Overall, Brown’s book is a very useful guide to the early years of REDD+ formation and implementation, the social and environmental risks it entails, and ideas about how it can work better in the future. There are, however, a few weaknesses in the book that concerned me. First, I think that Brown often mistakenly refers to a REDD+ framework that has barely existed until very recently – i.e. a REDD+ based on tradable carbon offsets – when in reality most of the pilots in place at the time the book was written were conservation and development projects that, at best, were trying to generate carbon credits for the voluntary market.
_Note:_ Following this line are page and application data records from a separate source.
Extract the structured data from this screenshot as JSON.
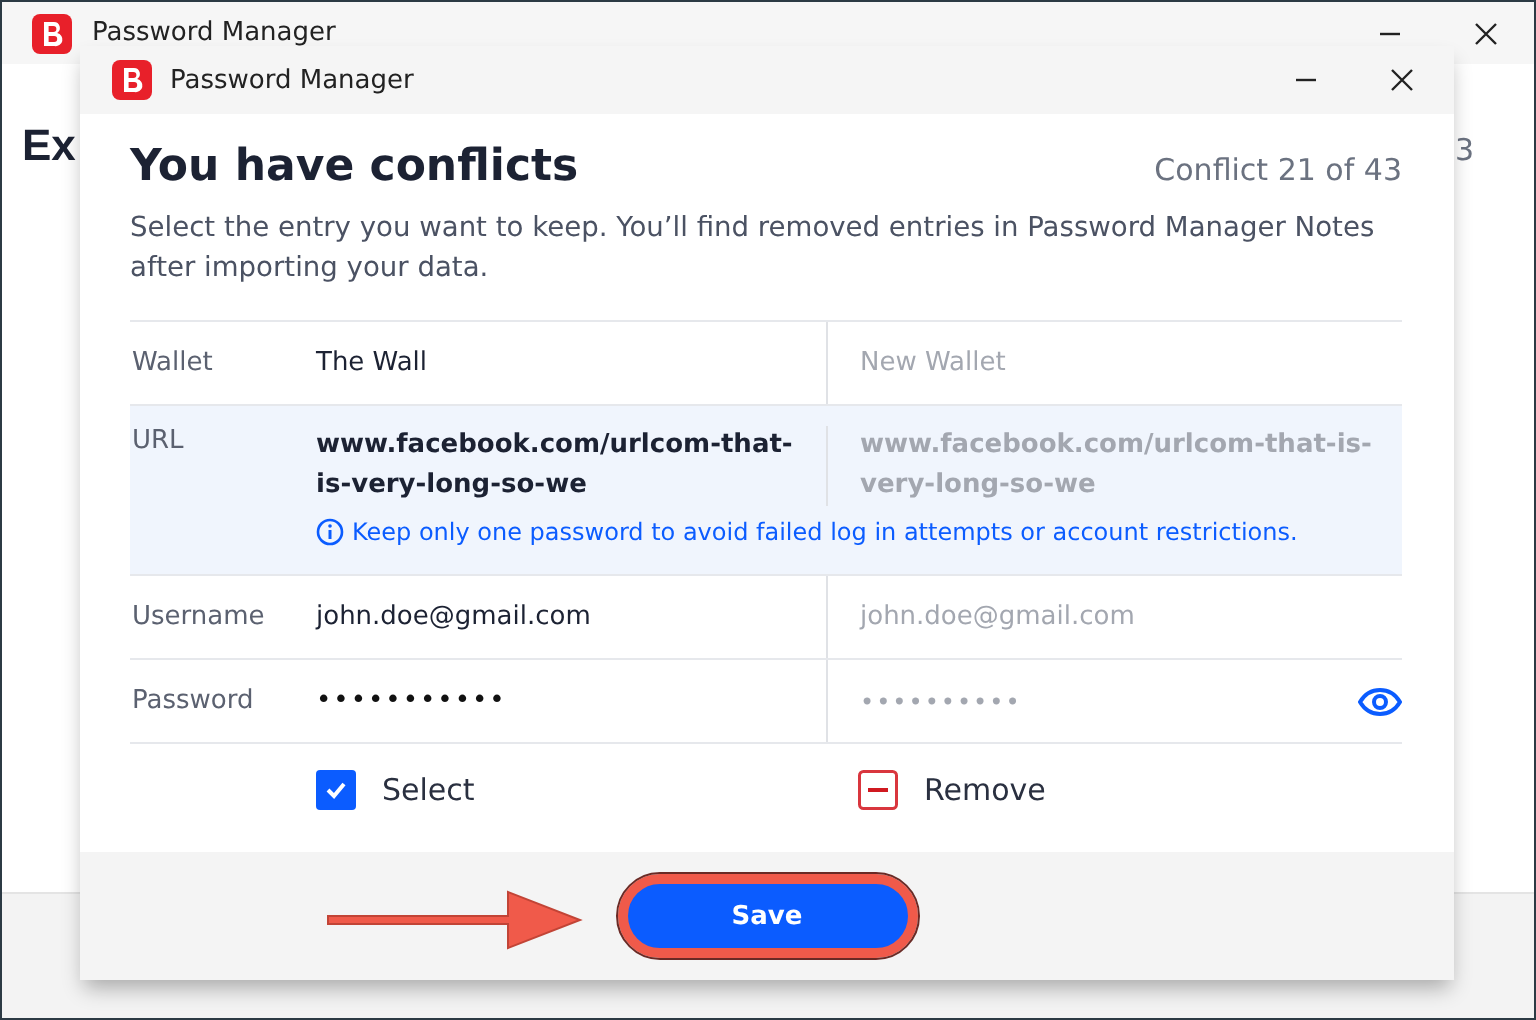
{
  "background_window": {
    "title": "Password Manager",
    "heading": "Ex",
    "counter": "3"
  },
  "dialog": {
    "title": "Password Manager",
    "heading": "You have conflicts",
    "counter": "Conflict 21 of 43",
    "description": "Select the entry you want to keep. You’ll find removed entries in Password Manager Notes after importing your data.",
    "rows": [
      {
        "kind": "text",
        "label": "Wallet",
        "kept": "The Wall",
        "other": "New Wallet"
      },
      {
        "kind": "url",
        "label": "URL",
        "kept": "www.facebook.com/urlcom-that-is-very-long-so-we",
        "other": "www.facebook.com/urlcom-that-is-very-long-so-we",
        "notice": "Keep only one password to avoid failed log in attempts or account restrictions."
      },
      {
        "kind": "text",
        "label": "Username",
        "kept": "john.doe@gmail.com",
        "other": "john.doe@gmail.com"
      },
      {
        "kind": "password",
        "label": "Password",
        "kept": "•••••••••••",
        "other": "••••••••••"
      }
    ],
    "choices": [
      {
        "label": "Select",
        "checked": true
      },
      {
        "label": "Remove",
        "checked": false
      }
    ],
    "save_button": "Save"
  }
}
Second, while I agree that REDD+ has been excessively technocratic and top-down, it is also true that many have warned against its blueprint character and host countries have often been quite supportive of bottom-up or sub-national REDD+ activities that have tried to accommodate local realities, though success in doing so has been highly variable. Third, I would argue that the book fails to maintain its argument consistently throughout. This might be because it employs too many sections that can easily distract the reader, including (as indicated before) the chapters that could have been considered contextual information, as well as the extensive discussion in the central and final parts to develop the new ‘social contract’. Finally, and most problematically, I found scant evidence about the role that large-scale and commercial actors driving deforestation and forest degradation have played in REDD+ developments or, more critically, how to account for them in such proposed ‘social contract’. These actors are the missing piece in the REDD+ puzzle, and I would argue that it is impossible to fully redeem REDD+ until this piece is found and placed as a central part of the overall picture. Communities and indigenous peoples, whether they are involved or not in REDD+, cannot alone save the remaining tropical forests: in order to do this, they would also need a firm international and national commitment against the expansion of large-scale agriculture and timber operations, as well as profound changes in the global political economy of natural resource extraction and consumption.
An edited and published version of this text can be found here:
Corbera, E., (2017) Redeeming REDD. Policies, incentives and social feasibility for avoided deforestation, by M.I. Brown. Book review, The Journal of Peasant Studies, 44:2, 502-506. http://dx.doi.org/10.1080/03066150.2017.1287671